Stephen McBride, Professor and Director of the Centre for Global Political Economy, specializes in political economy, and comparative public policy, and Canadian politics. He is the author of Not Working: State, Unemployment and Neo-conservatism in Canada (1992) which won the 1994 Smiley prize, and Paradigm Shift: Globalization and the Canadian State (2001; 2nd edition 2005). He is the co-author of Dismantling a Nation: Canada and the New World Order (1993; 2nd edition 1997) and several co-edited volumes: Global Turbulence: Social Activists’ and State Responses to Globalization (2003), Global Instability: Uncertainty and New Visions in Political Economy (2002), Globalization and its Discontents (2000), and Power in a Global Era (2000).

Stephen McBride is a professor in the Department of Political Science and Canada Research Chair in public policy and globalization at McMaster University.

  • Orchestrating Austerity

    Impacts and Resistance

    Edited by Donna Baines and Stephen McBride     September 2014

    Following the 2007–08 global financial crisis, Western nations engaged a variety of measures that departed quite dramatically from conventional neoliberal wisdom. However, these policies were quickly succeeded by what we now call “austerity” measures. This collection engages with the question: Is there something new in this era of austerity, or should this be understood as a continuation and intensification of earlier forms of neoliberalism? Finally, Jim Stanford’s afterword probes to the heart of the question of why austerity in the first place.

  • Private Affluence, Public Austerity

    Economic Crisis and Democratic Malaise in Canada

    By Stephen McBride and Heather Whiteside     April 2011

    “The book is both timely and sorely needed. There is simply nothing like it. A brilliant and surprisingly clear analysis of the theory and practice of Canadian politics in the current conjuncture of capitalist development, the authors provide an exceptionally clear and most useful exposition of the forces at play, arising out of the propensity of capitalism towards crisis.”

  • Paradigm Shift, 2nd edition

    Globalization and the Canadian State

    By Stephen McBride     January 2005

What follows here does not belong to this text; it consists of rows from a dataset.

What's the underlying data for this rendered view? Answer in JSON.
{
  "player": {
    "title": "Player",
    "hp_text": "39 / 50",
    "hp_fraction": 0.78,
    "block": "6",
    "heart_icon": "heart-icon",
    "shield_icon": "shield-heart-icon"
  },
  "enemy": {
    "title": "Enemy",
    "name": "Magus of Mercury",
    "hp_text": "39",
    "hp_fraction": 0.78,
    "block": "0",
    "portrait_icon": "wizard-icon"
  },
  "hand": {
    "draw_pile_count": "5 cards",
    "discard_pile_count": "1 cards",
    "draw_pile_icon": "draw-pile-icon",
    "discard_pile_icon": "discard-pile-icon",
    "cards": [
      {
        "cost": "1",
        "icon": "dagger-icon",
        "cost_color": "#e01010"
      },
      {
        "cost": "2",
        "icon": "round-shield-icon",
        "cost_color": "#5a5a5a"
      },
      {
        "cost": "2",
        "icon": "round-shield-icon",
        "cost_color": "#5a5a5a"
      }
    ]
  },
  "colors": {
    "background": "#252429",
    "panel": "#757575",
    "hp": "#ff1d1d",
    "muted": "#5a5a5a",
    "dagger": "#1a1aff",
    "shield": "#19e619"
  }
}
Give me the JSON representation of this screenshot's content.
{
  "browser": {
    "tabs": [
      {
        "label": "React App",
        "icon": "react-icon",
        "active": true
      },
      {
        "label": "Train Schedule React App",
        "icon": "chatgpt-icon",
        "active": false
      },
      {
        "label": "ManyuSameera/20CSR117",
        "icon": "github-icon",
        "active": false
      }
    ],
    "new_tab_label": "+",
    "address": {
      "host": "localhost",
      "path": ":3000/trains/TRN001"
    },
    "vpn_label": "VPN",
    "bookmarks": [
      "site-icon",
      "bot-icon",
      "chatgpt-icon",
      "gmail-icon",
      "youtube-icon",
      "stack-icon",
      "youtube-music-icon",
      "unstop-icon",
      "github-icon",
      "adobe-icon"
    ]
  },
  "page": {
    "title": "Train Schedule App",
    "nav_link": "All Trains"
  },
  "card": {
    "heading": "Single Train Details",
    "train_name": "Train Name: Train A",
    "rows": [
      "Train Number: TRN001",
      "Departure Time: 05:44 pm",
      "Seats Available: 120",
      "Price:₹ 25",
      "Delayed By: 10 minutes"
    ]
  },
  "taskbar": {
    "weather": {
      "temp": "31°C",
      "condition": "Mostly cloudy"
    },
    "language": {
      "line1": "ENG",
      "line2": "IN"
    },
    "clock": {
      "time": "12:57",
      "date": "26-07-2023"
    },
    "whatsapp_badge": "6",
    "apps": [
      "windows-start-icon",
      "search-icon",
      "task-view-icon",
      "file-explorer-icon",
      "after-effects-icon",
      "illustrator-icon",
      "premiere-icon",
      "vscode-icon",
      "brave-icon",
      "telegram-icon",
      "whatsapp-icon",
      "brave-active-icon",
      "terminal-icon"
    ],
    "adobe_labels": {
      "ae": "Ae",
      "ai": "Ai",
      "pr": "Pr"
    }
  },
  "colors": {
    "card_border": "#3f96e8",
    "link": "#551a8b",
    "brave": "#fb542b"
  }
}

    Canada has always been a global nation, integrated with the international economy and having close relations with succeeding hegemonic powers. Recently, globalization was accompanied by an intellectual paradigm shift: moderate state interventionism associated with Keynesian economic theories was replaced by an economic orthodoxy that confined the state to a minimal role and trumpeted the virtue of market solutions. Paradigm Shift evaluates the globalization debate through a Canadian lens and places Canada in the forefront of the analysis. Opposition to neo-liberal globalization emerged on several fronts: from political opposition within civil society and social movements, skepticism about the claims of the globalizers from academic researchers, and lack of enthusiasm by some nation-states which found, contrary to expectations, that they retained some power. The Bush administration’s aggressive unilateral foreign policy stimulated talk of a new imperialism and sharpened the debate over the nature of the new era. Canada faces difficult choices but so far the government shows intensified rather than lessened enthusiasm for removing obstacles to trade and investment. On the other hand, as the government moves toward greater integration with the United States, many Canadians seek a more independent path.

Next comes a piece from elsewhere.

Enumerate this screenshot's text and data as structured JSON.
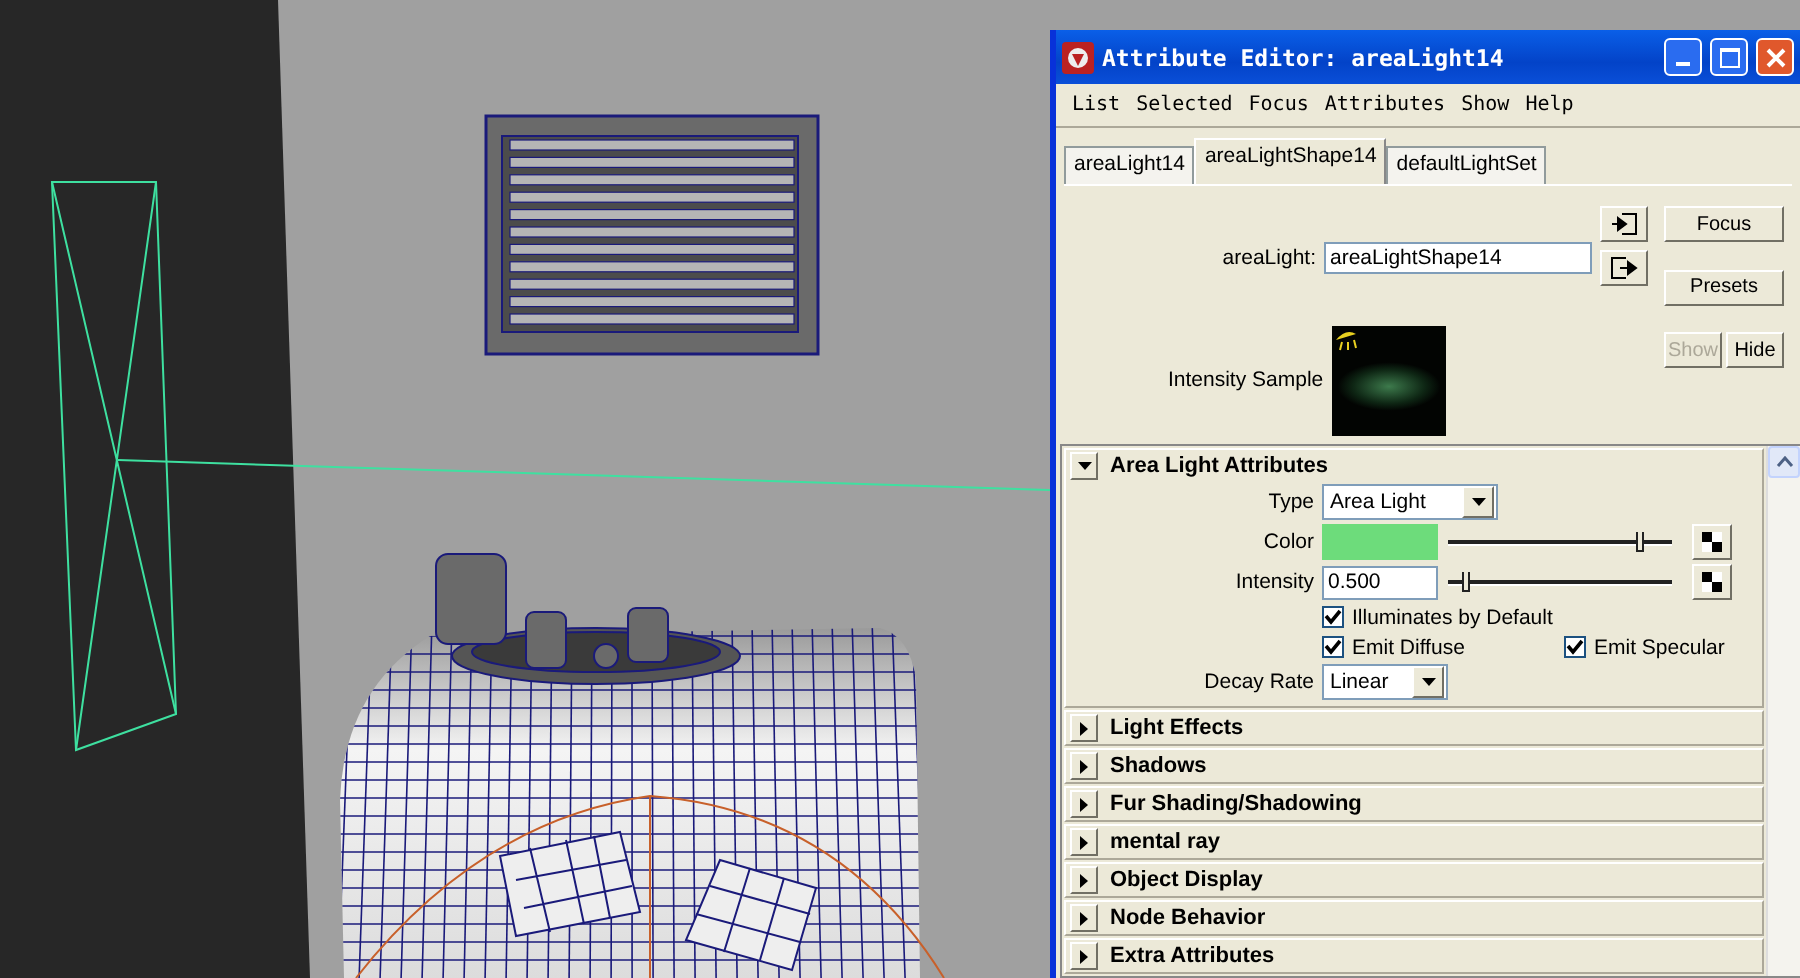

  • Dismantling A Nation, 2nd Ed.

    The Transition to Corporate Rule in Canada

    By Stephen McBride and John Shields     December 1996

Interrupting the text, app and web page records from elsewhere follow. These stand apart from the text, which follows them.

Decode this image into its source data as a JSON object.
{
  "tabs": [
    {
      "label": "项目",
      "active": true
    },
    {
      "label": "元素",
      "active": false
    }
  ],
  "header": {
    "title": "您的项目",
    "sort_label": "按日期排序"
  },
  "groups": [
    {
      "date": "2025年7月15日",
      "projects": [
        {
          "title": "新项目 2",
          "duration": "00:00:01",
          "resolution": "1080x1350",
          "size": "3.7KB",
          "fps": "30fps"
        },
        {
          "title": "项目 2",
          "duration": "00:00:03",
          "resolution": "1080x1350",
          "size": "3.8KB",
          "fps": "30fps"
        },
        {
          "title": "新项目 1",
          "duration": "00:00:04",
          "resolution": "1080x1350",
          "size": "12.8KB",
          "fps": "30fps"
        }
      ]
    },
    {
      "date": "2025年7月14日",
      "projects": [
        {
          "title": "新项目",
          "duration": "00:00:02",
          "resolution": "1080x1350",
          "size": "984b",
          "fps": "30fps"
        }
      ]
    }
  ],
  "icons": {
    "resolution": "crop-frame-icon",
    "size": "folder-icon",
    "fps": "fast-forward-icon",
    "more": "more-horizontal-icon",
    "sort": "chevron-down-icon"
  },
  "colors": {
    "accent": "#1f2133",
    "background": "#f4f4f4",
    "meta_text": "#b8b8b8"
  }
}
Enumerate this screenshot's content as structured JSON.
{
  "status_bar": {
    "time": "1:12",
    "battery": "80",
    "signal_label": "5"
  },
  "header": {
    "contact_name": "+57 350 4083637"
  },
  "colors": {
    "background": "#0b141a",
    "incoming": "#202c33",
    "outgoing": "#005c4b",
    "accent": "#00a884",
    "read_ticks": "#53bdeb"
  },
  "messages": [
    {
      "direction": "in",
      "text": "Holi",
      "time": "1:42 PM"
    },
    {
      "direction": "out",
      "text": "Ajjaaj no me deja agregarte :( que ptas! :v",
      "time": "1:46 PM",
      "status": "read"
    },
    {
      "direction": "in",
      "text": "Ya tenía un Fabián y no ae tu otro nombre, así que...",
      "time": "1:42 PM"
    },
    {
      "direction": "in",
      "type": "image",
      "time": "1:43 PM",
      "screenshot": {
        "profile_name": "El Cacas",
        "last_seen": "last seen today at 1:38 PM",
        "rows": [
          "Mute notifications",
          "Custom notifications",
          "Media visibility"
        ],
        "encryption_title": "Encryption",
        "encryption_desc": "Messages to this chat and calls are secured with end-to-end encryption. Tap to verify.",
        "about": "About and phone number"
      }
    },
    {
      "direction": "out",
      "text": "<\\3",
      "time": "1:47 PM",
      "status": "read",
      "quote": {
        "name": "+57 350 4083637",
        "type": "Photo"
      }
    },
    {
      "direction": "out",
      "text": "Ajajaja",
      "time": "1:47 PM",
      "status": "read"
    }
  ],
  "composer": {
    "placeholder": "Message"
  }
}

    This new edition is reorganized to make it a more usable text and updated to include the Liberal government’s pursuit of neo-liberal policies. William K. Carroll, Sociology, University of Victoria, said of the first edition: “All the aspects of the neo-conservative policy matrix-privatization, deregulation, NAFTA, the obsession with deficits, attacks on collective bargaining, the cutbacks to social programs, the weakening of federal powers-are carefully analyzed as elements of a political project that will have disastrous consequences for most Canadians and for Canada as a nation. This book is truly essential reading for those who care about Canada’s future.”